This astro-lapse video was taken in the days (or nights, as it were) leading up to the height of the Perseid Meteor Shower in 2013 (8/7, 8/9, 8/11, 8/12). The first two nights were shot in Rocky Mountain National Park (Longs Peak Campground and Timber Creek Campground) in Colorado, and second two nights were shot in Vedauwoo in Wyoming. The sequences that start at 1:09 through the end of the video were shot in Vedauwoo, in the main campground. The earlier sequences were all shot in The Park.
Over the course of these four nights the two cameras caught around 130 meteors in their fields of view. Visually, I saw a couple each night except for the night of Aug 11/morning of Aug 12, in Vedauwoo, when I stayed up for about an hour after resetting the cameras at 1:30am and watched the sky blaze with meteors. I counted around 40 meteors in that hour of my just sitting there watching the sky. It was amazing. Some were brilliant and long (lasting upwards of 2 seconds), some were short and quick (lasting less than a second). And of those 40 meteors, 8 were super-brilliant and/or fireballs.

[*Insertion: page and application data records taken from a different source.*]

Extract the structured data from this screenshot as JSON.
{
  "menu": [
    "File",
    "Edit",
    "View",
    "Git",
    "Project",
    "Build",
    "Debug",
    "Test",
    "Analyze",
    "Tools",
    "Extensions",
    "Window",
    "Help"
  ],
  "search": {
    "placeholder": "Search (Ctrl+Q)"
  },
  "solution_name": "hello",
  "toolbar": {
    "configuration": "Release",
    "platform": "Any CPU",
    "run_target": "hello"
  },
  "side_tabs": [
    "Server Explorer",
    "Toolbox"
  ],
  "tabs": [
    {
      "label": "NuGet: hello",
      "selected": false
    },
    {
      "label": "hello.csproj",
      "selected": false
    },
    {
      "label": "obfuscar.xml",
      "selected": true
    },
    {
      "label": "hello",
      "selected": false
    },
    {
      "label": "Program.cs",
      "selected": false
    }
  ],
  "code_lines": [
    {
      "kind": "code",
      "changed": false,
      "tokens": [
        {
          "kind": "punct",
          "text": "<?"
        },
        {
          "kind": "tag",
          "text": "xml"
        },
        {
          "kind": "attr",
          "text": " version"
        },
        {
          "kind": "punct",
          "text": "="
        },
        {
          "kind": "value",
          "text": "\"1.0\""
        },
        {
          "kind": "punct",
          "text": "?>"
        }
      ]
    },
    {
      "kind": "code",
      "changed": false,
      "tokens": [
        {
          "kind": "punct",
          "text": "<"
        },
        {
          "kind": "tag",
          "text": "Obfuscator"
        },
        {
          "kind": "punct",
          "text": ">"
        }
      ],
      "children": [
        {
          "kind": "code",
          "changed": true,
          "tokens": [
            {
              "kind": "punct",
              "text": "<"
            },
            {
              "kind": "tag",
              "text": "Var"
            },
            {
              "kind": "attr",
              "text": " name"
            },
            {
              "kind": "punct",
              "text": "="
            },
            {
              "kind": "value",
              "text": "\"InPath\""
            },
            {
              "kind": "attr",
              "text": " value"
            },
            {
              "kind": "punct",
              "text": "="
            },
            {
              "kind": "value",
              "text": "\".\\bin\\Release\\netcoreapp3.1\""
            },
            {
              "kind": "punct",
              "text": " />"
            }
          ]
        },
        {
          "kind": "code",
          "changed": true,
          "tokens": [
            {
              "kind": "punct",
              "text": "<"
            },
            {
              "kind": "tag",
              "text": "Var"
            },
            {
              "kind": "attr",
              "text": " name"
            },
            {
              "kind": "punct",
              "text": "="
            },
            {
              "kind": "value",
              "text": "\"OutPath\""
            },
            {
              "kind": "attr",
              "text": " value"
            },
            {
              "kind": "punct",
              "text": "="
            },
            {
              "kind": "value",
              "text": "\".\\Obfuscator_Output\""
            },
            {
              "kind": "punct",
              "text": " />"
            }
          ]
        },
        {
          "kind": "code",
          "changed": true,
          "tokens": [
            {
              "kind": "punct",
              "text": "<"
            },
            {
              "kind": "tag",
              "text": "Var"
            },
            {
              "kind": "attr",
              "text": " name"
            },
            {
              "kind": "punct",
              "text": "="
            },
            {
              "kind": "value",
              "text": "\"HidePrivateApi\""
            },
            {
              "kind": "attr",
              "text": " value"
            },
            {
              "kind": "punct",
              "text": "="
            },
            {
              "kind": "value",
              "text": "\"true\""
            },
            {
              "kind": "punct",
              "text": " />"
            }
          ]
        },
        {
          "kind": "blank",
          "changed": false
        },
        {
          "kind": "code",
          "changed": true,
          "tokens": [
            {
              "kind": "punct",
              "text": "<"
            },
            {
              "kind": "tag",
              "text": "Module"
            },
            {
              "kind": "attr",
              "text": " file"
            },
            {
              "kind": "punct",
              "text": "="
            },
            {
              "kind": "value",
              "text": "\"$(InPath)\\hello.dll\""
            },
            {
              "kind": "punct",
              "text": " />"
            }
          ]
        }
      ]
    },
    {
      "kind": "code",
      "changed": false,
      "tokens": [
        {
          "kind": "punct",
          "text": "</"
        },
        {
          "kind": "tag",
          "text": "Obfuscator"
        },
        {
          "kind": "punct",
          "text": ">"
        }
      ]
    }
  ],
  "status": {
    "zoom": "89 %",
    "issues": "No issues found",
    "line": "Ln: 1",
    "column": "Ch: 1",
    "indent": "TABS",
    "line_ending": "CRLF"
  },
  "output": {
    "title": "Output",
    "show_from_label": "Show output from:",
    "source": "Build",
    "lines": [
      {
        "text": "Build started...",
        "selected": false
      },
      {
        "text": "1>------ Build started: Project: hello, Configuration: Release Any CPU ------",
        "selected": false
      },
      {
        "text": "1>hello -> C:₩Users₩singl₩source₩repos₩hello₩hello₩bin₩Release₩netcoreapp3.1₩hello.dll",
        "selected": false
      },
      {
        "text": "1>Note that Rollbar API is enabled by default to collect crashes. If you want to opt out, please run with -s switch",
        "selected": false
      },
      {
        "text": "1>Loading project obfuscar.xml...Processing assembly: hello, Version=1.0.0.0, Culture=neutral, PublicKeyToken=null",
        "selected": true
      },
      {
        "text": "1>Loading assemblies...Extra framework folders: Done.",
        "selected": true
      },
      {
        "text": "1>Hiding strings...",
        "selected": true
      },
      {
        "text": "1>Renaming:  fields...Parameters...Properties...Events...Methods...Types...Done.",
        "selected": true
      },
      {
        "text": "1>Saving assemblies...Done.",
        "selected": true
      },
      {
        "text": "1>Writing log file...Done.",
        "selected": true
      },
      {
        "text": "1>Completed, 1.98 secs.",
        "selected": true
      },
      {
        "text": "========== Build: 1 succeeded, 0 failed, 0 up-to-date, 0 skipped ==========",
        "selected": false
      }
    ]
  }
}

Due to the nature of time-lapse photography, specifically astro-lapse photography, with a playback rate of 24 frames per second (in other words, 24 images per second) meteors show up as extremely brief light streak flicks that last for an instant (1/24th of a second). The light streaks that go across the sky in the video are in most cases planes, but in other cases satellites. Meteors just don’t last that long. So, really, time-lapsing a meteor shower is anticlimactic in video form, but the still images captured can show some amazing light streaks. I opened this video with one of the fireballs one of my camera captured, and wrap with the video credits overlaid on four different stills from the time-lapse sequences with some of the better meteor captures.
As mentioned, about half of the streaks you’ll see are satellites or planes, especially if they cross the entire field of view. The rest are meteors. These are best identified by going through each and every still image one at a time (some examples in the photos section below). There are a couple captures of geosynchronous satellites in the sequences. The best example is at 0:49. As the Milky Way swings over to the right toward some trees, a ‘star’ will appear in the left third of the video, about 2/3 of the way up from the bottom. It will brighten then fade then brighten then fade – and will NOT move along with the rest of the stars! That’s a geosync satellite (and the brightest one of all the sequences that I captured them)
I hope you enjoy the video, the music, and the views of the night sky. :-)
Wordy EXIF Data: All sequences but the second in the video were shot ISO 3200 (the second sequence was accidentally shot ISO 800; I used Lightroom 3 to pull out the stars a bit, but the black clouds were black clouds – there was no light in the valley reflecting off of them!). All images were 25 seconds in duration, with a 5 second pause between shots (to allow the images to be written to the SD cards, and in the case of the eMotimo-mounted camera, allowed the pan-tilt system to nudge the camera facing slightly, meaning I was shooting 2 exposures per minute. In the end I had over 3000 images. Both cameras were Nikon D7000, one with a 14mm Rokinon lens set to f/2.8, the other with an 11-16mm Tokina lens set to 11mm and f/2.8.
The ‘hyper-lapse’ sequences (where the camera is moving) were done using an eMotimo TB3 pan/tilt system (emotimo.com/learn/about-emotimo-tb3/), the makers who I would like to thank for the help they gave me in the weeks prior to the trip in figuring out how I could shoot the camera w/out tying it directly to the eMotimo (since my D7000s have built-in intervalometers, and this thus saved battery power to be reserved to the TB3 exclusively).
Music: “Storm Gatherer Plus Choir” by Tony Flynn.